* [Requirement] Go through the lines below, tally those that include the word "true", and give only the tally.

+---+

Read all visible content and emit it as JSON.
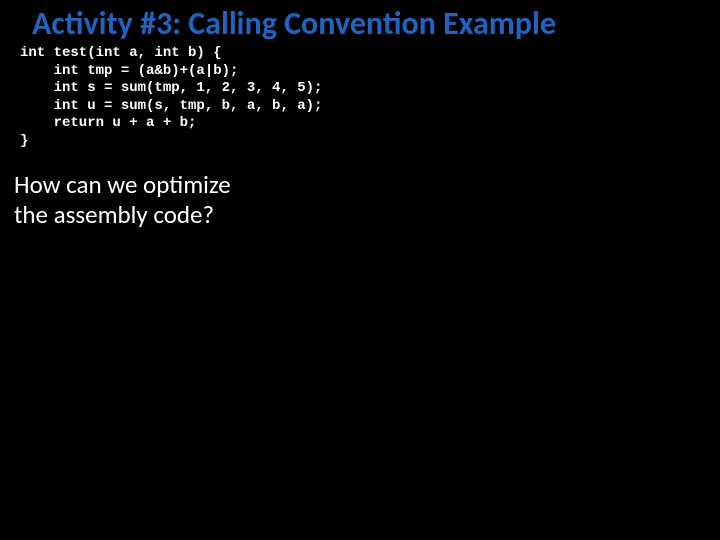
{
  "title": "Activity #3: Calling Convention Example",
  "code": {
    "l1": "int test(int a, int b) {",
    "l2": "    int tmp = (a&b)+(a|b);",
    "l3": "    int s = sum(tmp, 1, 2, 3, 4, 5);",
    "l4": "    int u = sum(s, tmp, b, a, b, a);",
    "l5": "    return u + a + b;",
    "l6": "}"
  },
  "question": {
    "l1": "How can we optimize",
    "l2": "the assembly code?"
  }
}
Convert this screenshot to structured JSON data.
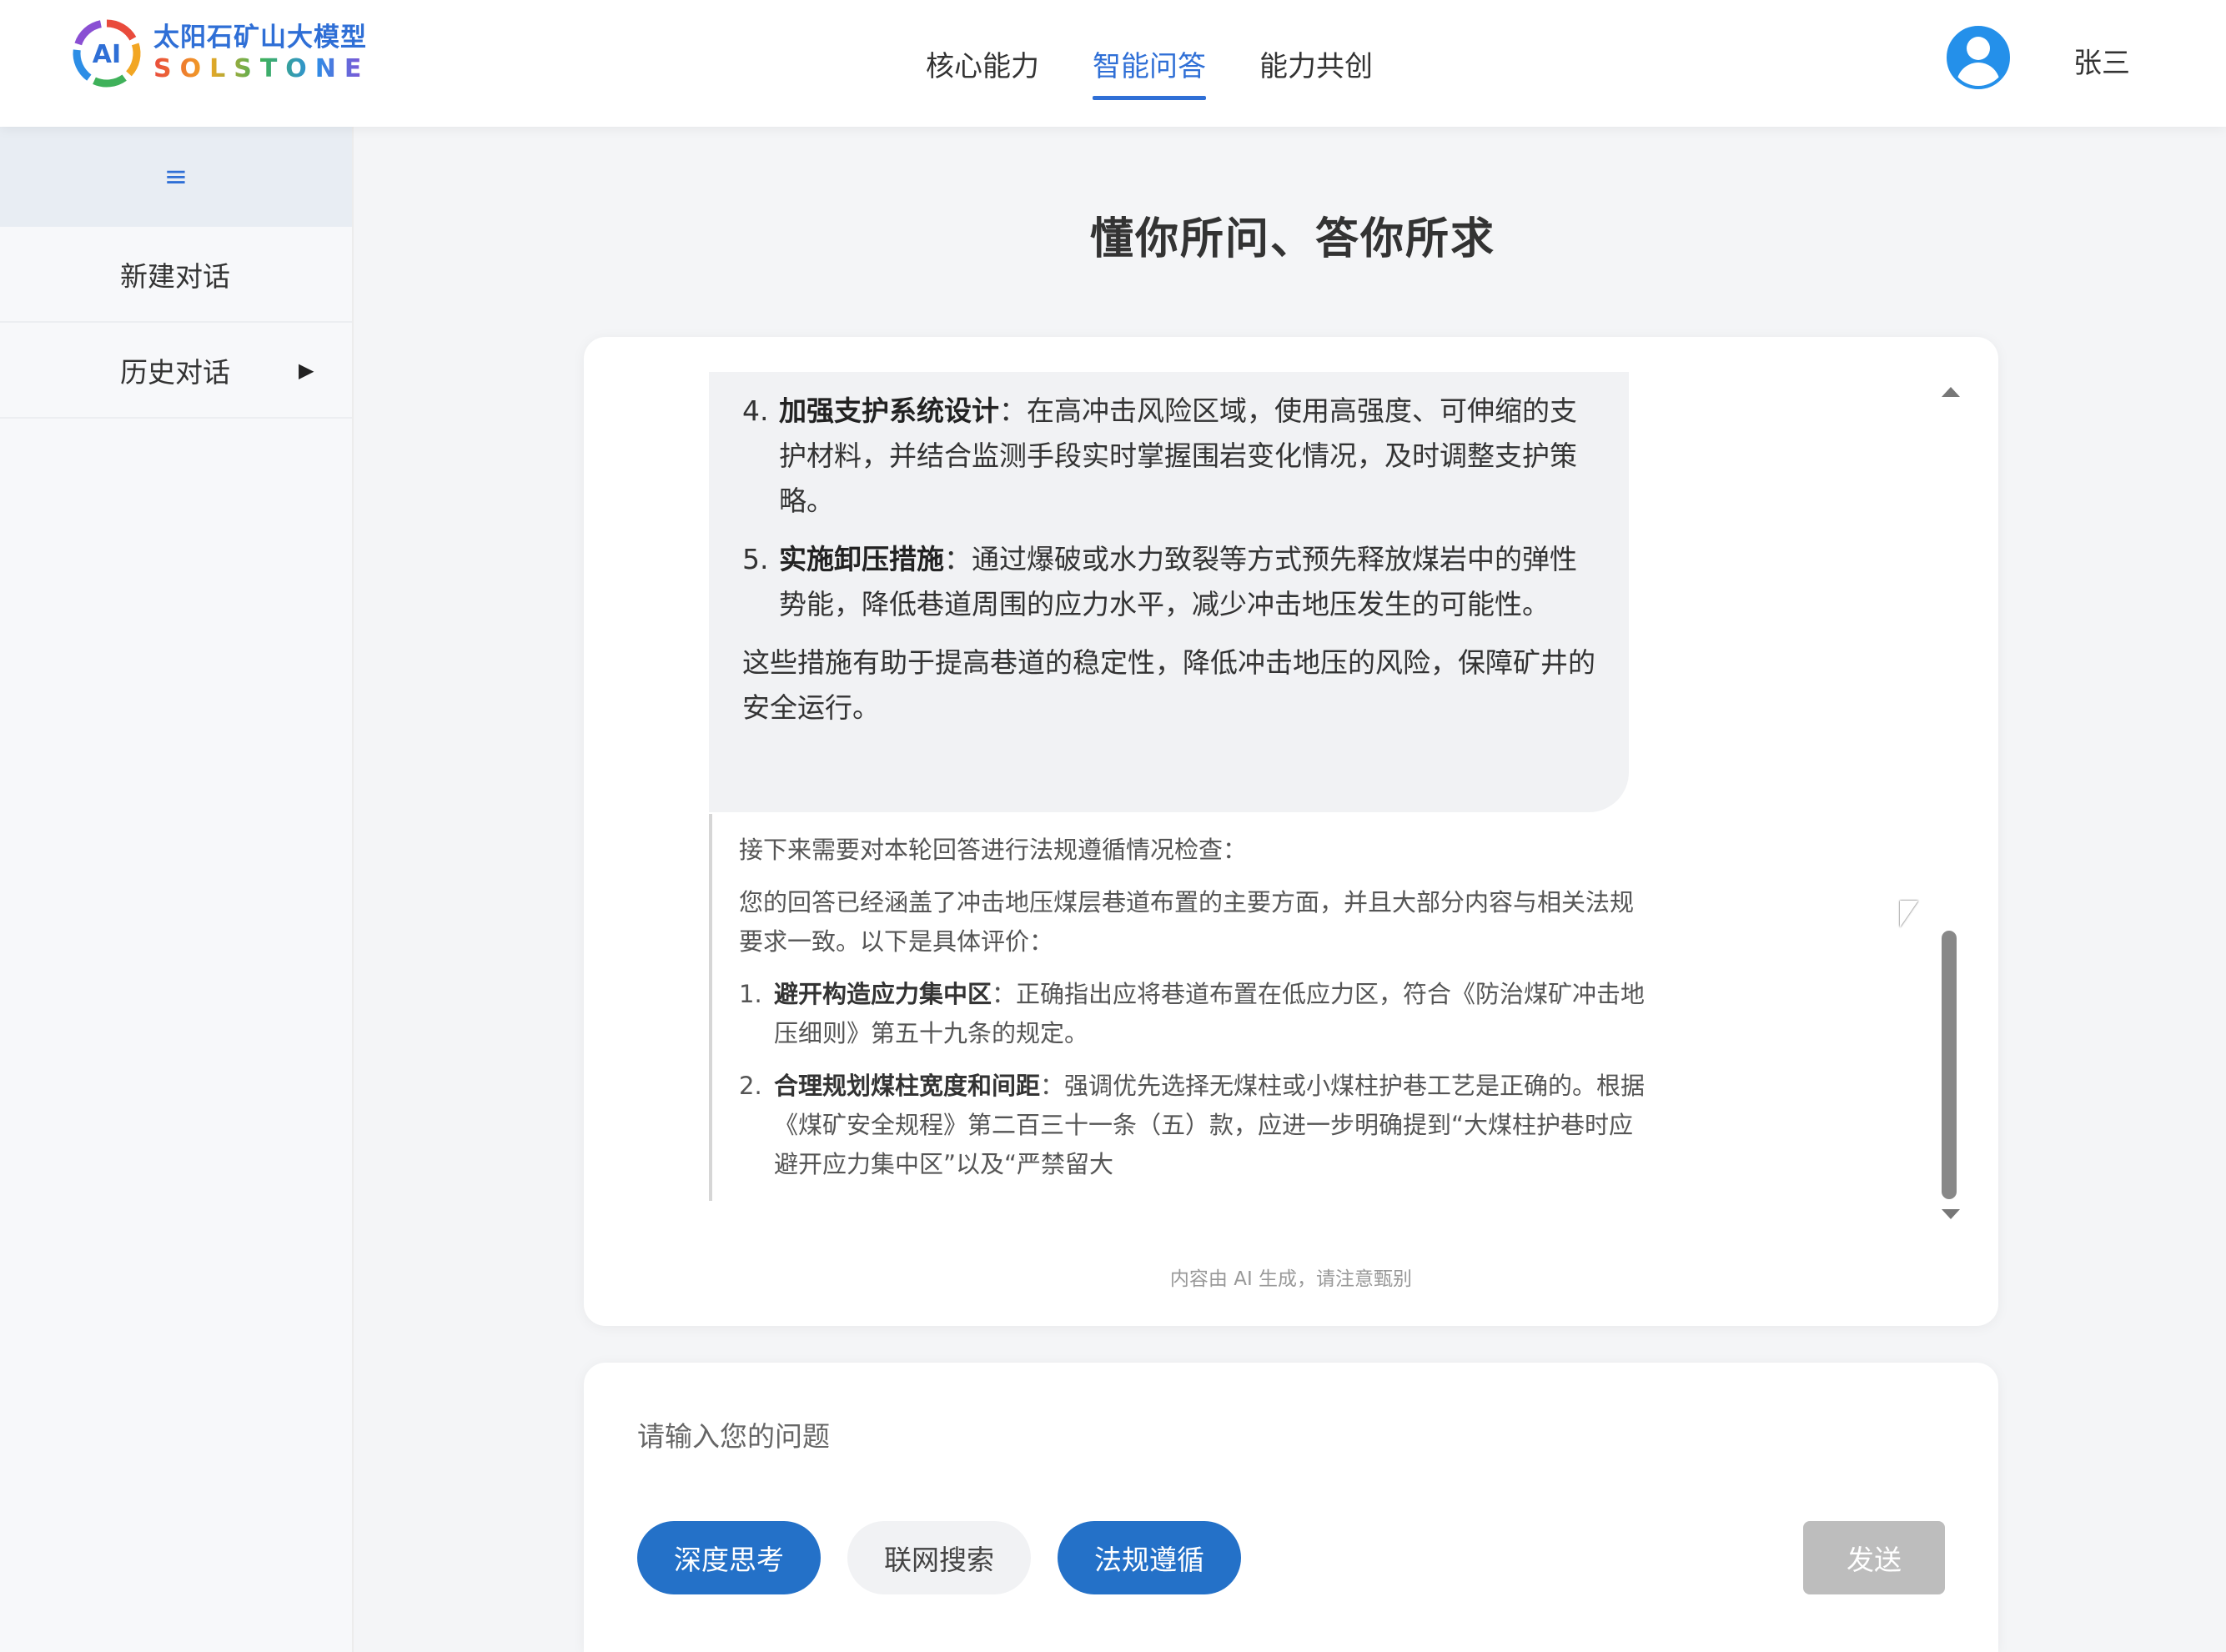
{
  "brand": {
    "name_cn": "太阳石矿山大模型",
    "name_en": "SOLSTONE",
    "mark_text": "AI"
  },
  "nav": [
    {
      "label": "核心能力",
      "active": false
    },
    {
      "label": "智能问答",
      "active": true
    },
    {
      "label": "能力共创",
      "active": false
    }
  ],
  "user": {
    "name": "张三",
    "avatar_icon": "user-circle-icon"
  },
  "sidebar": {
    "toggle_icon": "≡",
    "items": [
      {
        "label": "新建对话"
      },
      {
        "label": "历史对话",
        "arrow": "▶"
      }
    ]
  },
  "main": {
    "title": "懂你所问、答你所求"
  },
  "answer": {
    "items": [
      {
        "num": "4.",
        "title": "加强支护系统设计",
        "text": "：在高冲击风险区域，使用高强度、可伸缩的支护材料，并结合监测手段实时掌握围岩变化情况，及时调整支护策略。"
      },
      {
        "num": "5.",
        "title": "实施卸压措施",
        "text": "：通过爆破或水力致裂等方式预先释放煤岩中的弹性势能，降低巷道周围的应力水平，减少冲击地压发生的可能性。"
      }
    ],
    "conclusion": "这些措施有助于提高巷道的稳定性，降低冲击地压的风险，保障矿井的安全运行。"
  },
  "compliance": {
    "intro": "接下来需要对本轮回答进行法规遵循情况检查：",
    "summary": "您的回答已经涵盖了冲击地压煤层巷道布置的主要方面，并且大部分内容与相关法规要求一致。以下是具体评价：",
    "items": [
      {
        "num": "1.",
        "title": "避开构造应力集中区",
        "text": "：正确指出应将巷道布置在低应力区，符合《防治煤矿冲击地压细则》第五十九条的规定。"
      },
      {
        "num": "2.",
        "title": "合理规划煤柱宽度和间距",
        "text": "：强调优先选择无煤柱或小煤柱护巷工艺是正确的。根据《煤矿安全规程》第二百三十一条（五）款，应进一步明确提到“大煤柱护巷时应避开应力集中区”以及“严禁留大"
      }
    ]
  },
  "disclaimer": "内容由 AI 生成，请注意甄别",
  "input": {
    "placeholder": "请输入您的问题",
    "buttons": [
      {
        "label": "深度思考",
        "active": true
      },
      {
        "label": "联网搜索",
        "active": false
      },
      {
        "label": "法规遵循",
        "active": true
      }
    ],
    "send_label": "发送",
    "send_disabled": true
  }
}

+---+

* [Reply] 4